the Union government recently asked the states, in no uncertain terms, to get their act together in 'groundwater management' and do it fast. The ministries of agriculture and water resources jointly summoned top bureaucrats from all states and union territories to formulate an action plan on "how to use water more efficiently". Groundwater was the most critical issue on the table at the two-day conference, the first of its kind, held in New Delhi. Everything related to it was discussed at the meet: methodology to estimate the levels of water table; artificial and natural recharge methods; pricing the resource for bulk users; and most importantly, enactment of legislation on groundwater by the states.
Much of the deliberations revolved around the irrigation sector, which consumes more than 85 per cent of the country's 'utilisable' water resources, according to government figures. The chief secretaries, principal secretaries and command area authorities discussed efficiency levels of irrigation systems; rationalisation of water charges for irrigation; flood management; large-scale reservoir siltation; and groundwater exploitation.
Experts suggest adopting a tough stand towards the states due to their dismal track record. "Most states fail to come up with the required information on time for our estimation records," complains a Central Groundwater Authority (cgwa) official. At the meet, the defaulters promised to complete their work by December 2004. No such deadlines were, however, set for enacting state groundwater laws, a long overdue commitment.
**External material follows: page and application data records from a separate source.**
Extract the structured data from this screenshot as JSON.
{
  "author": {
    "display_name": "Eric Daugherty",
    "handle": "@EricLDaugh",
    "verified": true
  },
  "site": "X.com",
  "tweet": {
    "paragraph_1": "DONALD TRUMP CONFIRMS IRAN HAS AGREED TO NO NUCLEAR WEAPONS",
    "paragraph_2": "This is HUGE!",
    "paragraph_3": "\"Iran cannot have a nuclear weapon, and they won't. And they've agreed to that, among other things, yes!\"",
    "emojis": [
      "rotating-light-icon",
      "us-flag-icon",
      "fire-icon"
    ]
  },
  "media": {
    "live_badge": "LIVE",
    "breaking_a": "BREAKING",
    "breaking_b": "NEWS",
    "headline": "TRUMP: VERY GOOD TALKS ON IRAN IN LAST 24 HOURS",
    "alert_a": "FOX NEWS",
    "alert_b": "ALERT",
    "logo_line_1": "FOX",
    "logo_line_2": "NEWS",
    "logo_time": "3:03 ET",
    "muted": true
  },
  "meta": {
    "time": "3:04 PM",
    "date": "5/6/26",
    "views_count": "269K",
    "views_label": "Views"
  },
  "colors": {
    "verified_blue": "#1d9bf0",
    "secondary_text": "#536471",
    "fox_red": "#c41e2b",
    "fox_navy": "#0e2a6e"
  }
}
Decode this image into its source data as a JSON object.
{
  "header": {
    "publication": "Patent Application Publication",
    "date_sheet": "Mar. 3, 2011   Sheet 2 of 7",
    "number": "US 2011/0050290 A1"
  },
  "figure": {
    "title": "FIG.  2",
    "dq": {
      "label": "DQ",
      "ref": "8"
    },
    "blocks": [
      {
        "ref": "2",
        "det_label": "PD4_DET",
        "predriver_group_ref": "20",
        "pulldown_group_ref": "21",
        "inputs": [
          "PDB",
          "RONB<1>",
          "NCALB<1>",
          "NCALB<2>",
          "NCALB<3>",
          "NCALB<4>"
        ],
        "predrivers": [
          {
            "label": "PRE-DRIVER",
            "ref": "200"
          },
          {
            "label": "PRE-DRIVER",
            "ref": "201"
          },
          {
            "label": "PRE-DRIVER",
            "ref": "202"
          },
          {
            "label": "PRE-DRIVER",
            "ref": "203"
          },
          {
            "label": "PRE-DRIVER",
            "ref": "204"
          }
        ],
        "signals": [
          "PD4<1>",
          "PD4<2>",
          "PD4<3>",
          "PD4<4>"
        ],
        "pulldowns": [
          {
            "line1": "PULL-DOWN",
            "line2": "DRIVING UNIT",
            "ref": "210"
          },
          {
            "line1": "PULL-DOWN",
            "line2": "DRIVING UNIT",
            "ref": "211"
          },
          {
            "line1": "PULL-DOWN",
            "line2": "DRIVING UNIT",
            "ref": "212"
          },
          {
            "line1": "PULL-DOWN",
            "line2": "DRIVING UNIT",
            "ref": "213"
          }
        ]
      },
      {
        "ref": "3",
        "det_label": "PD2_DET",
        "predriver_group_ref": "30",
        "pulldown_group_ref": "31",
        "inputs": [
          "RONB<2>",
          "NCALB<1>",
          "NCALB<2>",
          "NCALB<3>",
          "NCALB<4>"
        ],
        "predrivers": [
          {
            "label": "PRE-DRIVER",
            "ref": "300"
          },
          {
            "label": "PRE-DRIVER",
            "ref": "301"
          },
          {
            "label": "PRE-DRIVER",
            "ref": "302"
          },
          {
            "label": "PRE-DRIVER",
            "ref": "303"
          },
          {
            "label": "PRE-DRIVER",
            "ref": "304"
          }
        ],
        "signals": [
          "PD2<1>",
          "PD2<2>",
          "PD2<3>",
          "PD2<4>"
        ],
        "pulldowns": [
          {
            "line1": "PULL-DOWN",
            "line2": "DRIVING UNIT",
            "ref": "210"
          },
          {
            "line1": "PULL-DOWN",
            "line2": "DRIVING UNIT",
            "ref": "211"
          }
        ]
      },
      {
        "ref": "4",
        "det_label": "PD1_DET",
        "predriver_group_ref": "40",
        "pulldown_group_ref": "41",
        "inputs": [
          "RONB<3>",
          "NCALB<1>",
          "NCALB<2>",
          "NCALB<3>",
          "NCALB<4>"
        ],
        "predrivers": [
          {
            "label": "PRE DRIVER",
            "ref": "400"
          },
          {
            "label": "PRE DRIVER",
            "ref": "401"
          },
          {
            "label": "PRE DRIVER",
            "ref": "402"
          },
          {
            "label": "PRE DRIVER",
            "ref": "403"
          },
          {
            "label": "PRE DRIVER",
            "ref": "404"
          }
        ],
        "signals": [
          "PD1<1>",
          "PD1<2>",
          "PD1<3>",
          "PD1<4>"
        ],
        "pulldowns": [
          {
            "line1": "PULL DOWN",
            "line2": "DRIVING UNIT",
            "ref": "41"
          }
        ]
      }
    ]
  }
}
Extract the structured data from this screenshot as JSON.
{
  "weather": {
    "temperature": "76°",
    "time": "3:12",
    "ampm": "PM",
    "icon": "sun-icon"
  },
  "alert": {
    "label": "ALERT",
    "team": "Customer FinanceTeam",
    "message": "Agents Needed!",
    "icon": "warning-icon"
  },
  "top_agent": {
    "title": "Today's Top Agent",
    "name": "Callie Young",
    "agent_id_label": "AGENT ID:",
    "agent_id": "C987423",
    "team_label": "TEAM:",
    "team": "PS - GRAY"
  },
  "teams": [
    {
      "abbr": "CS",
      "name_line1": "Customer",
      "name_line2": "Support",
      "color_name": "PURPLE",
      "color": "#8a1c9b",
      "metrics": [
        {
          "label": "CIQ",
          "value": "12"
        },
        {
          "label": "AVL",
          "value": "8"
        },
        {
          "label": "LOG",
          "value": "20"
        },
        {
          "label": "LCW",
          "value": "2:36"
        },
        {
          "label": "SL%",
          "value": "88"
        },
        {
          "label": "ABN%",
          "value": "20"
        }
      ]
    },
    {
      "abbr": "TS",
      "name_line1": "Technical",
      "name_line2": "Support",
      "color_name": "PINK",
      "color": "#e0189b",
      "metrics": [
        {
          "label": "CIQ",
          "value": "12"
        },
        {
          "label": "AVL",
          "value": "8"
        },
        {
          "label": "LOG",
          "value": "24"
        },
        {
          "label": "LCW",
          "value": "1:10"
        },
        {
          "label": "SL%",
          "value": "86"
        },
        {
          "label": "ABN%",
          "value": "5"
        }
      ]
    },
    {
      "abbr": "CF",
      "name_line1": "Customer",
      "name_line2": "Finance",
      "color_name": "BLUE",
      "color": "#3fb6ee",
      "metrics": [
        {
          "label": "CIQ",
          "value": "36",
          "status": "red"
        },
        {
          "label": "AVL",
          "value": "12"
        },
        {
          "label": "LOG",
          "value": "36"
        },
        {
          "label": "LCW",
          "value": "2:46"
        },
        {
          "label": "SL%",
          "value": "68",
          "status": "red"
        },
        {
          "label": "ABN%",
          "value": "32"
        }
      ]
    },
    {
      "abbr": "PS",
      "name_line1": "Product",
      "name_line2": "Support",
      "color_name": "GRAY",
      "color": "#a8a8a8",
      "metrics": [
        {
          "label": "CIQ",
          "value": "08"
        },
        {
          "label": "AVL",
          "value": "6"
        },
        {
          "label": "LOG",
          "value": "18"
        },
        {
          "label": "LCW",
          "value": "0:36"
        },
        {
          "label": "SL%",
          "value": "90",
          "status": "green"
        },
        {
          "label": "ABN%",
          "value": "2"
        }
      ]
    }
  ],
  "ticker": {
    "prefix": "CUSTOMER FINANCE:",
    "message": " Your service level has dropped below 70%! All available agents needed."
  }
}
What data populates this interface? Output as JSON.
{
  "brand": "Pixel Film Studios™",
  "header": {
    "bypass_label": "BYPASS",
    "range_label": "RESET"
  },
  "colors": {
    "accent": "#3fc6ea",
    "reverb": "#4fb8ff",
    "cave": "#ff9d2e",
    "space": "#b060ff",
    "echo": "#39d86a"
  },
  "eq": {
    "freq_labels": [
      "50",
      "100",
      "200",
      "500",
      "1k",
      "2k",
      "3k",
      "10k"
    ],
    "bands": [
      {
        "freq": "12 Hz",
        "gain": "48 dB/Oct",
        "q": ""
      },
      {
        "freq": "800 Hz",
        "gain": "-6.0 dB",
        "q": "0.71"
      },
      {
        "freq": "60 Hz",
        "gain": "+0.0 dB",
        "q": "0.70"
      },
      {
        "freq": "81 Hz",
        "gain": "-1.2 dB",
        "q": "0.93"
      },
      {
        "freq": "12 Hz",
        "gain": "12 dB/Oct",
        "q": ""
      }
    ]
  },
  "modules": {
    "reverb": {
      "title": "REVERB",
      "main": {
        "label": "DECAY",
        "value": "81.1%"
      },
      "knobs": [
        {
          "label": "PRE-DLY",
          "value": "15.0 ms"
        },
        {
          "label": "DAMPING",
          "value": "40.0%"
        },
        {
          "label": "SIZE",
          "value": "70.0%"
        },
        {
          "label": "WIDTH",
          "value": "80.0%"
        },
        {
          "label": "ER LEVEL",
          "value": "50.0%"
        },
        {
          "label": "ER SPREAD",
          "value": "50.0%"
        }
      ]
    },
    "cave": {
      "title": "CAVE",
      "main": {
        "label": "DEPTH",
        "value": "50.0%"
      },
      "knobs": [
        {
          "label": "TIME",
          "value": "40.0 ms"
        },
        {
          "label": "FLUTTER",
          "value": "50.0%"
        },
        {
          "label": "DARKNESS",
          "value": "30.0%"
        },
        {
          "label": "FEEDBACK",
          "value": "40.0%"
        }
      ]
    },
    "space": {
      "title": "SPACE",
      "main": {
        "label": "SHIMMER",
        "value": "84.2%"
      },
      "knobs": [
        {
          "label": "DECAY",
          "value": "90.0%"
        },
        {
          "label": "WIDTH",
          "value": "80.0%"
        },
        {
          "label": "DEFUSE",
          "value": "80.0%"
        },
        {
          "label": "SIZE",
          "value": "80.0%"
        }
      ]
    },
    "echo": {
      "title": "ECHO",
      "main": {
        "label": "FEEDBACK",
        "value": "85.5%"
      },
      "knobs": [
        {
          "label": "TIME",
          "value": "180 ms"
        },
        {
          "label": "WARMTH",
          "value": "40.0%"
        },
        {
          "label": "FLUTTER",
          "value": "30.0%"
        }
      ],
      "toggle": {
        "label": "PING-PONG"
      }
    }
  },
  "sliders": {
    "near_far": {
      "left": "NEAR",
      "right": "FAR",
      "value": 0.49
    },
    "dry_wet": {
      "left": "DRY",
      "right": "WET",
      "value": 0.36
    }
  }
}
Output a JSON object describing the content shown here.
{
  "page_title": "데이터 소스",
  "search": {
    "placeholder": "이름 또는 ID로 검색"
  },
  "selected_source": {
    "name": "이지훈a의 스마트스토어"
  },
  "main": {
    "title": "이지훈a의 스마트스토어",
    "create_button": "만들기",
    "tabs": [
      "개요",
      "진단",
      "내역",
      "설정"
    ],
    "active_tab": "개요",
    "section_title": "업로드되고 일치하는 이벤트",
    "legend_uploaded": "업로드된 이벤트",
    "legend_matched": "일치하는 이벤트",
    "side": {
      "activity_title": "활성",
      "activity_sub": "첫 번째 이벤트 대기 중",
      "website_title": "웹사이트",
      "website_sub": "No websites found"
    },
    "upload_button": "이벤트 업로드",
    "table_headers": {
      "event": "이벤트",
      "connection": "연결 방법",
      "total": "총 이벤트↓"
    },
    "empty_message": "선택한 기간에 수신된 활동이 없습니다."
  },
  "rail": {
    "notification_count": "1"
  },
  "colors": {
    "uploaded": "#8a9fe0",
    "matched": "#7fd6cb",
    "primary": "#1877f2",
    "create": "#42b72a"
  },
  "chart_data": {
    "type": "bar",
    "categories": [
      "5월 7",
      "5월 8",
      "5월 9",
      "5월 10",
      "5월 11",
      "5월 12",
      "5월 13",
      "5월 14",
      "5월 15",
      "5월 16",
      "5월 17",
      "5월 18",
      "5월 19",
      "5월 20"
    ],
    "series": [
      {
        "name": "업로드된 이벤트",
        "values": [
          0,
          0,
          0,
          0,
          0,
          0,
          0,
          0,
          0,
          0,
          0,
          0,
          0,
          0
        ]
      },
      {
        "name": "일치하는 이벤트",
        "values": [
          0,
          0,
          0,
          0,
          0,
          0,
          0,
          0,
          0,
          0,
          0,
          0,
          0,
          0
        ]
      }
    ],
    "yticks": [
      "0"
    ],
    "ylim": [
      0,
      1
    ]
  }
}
The process had begun way back in 1969 but till now only four states -- Goa, Andhra Pradesh, Tamil Nadu and Kerala -- and the union territory of Lakshwadeep have enacted the law. These laws are vital, especially since the government is now proactively talking about pricing groundwater for bulk consumers.